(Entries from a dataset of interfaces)

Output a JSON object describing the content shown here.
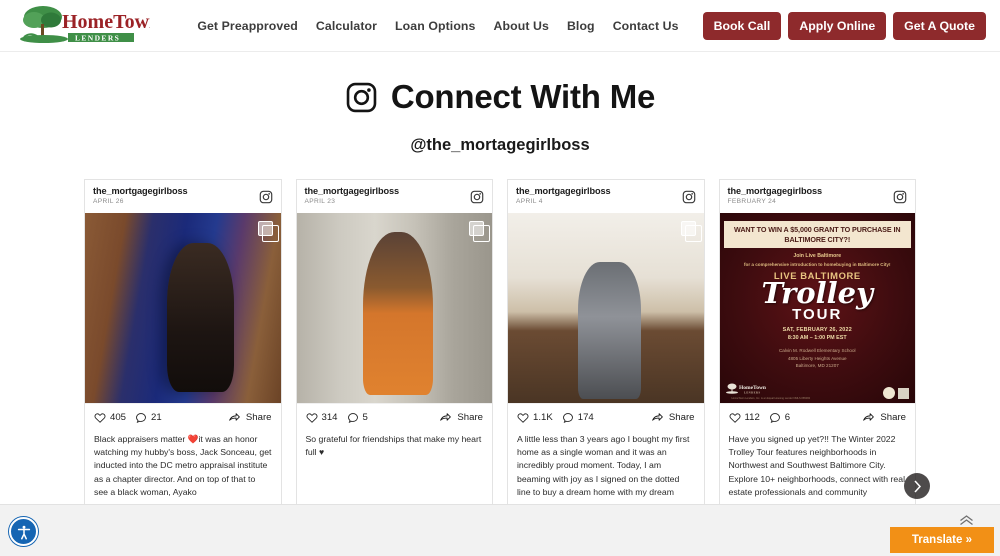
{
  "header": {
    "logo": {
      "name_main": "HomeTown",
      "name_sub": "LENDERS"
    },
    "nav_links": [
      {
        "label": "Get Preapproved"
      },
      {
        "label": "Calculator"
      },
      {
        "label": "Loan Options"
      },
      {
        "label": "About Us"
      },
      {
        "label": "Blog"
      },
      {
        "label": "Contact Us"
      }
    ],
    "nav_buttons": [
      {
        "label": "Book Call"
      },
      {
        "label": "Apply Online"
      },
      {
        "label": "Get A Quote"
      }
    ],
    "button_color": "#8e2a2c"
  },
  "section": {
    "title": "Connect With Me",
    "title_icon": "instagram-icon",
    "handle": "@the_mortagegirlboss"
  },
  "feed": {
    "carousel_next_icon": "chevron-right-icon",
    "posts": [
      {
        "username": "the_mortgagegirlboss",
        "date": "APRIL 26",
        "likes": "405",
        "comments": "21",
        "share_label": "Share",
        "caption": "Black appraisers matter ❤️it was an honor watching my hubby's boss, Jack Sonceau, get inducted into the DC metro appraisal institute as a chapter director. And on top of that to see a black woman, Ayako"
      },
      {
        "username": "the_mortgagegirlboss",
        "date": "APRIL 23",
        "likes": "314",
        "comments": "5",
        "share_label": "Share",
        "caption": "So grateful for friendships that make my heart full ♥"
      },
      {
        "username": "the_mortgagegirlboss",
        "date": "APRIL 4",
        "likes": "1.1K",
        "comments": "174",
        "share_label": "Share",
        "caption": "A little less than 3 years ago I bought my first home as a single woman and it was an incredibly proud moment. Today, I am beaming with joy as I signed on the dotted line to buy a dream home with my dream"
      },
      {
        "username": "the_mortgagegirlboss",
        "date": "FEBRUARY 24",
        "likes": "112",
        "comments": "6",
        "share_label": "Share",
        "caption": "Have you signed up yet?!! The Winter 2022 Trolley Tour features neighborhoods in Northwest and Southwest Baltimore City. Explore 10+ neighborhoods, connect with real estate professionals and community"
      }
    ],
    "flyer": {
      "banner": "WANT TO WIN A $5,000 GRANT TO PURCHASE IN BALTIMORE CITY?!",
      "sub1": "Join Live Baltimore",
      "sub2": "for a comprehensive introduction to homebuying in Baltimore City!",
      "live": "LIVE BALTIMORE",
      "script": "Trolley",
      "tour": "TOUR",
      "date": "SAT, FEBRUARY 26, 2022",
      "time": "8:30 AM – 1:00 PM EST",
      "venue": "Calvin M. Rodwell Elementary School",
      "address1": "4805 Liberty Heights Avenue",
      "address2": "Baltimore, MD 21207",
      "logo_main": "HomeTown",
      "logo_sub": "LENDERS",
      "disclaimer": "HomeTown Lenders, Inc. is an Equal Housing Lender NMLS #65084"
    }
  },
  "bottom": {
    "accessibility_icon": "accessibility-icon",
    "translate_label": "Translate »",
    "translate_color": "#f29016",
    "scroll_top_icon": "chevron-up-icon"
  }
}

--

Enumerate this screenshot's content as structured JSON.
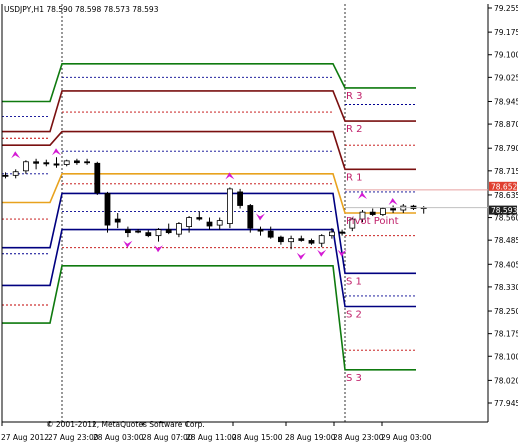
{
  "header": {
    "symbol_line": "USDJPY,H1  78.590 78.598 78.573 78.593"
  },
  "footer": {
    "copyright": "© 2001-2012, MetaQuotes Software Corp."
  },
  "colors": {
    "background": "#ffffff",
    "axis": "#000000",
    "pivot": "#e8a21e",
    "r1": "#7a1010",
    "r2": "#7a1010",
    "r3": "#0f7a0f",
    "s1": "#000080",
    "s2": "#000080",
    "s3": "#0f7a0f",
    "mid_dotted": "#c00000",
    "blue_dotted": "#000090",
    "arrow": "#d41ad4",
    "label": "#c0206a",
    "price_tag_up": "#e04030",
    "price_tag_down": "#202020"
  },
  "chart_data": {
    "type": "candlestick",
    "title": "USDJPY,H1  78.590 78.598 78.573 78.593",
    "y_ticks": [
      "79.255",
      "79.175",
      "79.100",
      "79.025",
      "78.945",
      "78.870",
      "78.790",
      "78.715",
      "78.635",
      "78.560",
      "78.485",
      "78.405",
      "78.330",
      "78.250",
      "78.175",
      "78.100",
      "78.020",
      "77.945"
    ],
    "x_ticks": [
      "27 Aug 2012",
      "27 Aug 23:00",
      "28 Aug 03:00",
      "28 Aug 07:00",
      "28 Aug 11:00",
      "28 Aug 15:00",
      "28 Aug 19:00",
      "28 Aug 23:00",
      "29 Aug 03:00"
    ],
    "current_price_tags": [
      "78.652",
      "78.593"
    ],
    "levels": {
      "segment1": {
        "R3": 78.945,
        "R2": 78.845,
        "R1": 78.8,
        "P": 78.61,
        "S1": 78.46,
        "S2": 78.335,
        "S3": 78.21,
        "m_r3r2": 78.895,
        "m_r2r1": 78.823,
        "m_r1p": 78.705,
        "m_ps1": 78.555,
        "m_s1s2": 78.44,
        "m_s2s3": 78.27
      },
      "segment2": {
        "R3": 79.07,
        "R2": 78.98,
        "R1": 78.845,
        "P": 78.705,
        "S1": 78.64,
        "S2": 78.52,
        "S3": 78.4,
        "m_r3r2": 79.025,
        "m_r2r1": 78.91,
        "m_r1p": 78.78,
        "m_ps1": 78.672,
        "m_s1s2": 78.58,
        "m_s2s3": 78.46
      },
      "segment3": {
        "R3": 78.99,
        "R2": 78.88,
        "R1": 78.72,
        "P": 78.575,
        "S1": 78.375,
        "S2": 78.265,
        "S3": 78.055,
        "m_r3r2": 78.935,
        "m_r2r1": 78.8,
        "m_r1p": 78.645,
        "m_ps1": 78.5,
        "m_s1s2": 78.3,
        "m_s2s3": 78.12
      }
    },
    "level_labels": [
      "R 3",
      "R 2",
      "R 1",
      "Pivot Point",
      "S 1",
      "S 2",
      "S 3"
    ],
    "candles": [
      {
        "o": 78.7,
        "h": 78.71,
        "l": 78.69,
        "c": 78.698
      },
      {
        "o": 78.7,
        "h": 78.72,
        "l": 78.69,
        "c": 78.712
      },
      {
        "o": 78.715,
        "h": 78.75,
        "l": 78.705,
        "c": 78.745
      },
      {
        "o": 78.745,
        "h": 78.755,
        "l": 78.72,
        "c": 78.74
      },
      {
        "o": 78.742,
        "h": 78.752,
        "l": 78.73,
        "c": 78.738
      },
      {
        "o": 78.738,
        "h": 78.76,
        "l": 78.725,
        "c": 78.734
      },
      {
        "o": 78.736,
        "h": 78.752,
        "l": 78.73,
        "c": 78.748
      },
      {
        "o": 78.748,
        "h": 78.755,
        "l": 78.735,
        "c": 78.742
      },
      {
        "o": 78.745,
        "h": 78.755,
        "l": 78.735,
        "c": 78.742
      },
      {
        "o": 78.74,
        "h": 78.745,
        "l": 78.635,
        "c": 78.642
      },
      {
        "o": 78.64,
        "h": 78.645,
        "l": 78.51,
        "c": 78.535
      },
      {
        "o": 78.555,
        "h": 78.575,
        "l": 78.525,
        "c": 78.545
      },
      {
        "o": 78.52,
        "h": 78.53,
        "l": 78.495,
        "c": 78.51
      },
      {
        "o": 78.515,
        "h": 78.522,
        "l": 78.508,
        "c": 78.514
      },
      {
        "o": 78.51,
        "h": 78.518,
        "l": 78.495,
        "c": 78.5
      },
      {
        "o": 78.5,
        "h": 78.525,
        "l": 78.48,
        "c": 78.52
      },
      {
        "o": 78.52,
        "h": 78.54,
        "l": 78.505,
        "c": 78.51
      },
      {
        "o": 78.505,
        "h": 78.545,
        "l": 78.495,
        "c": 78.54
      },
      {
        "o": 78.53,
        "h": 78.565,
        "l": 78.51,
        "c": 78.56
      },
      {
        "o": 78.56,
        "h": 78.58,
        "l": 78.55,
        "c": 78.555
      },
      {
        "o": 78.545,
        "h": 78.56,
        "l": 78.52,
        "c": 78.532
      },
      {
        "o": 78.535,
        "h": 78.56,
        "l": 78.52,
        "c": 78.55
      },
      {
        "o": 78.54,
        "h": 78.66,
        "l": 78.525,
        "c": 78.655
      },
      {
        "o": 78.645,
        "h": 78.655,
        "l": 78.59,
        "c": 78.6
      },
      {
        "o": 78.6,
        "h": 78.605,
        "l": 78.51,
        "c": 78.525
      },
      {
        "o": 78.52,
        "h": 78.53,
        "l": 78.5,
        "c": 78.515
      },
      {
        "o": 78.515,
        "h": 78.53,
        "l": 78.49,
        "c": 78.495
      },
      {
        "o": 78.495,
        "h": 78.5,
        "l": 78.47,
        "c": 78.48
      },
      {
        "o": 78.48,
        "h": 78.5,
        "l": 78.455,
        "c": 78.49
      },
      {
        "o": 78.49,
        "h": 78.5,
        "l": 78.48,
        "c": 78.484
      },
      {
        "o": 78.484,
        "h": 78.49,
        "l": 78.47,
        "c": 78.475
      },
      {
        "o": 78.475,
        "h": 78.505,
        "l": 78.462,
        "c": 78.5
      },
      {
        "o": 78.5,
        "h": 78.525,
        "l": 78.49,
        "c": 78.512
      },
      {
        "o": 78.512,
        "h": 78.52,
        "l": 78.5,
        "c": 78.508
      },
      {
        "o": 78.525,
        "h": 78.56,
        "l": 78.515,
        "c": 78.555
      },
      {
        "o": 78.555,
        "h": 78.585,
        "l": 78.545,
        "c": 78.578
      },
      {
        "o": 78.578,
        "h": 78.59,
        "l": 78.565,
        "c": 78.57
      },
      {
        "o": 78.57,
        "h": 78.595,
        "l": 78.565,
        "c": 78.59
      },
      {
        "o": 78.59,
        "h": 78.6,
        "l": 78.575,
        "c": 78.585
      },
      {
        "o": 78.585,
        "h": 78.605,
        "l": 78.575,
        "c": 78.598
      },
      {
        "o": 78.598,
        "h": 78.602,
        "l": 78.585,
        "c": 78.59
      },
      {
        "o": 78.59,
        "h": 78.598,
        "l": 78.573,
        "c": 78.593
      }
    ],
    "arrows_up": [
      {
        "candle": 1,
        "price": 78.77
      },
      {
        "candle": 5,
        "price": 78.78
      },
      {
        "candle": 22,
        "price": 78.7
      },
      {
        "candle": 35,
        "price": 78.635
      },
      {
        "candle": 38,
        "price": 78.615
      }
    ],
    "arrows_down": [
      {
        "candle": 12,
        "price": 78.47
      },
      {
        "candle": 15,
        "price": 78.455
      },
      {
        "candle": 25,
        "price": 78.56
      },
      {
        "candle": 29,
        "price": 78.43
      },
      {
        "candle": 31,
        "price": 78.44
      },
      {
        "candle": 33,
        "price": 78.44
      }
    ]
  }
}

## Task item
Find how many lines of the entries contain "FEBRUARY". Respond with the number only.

## Answer box
2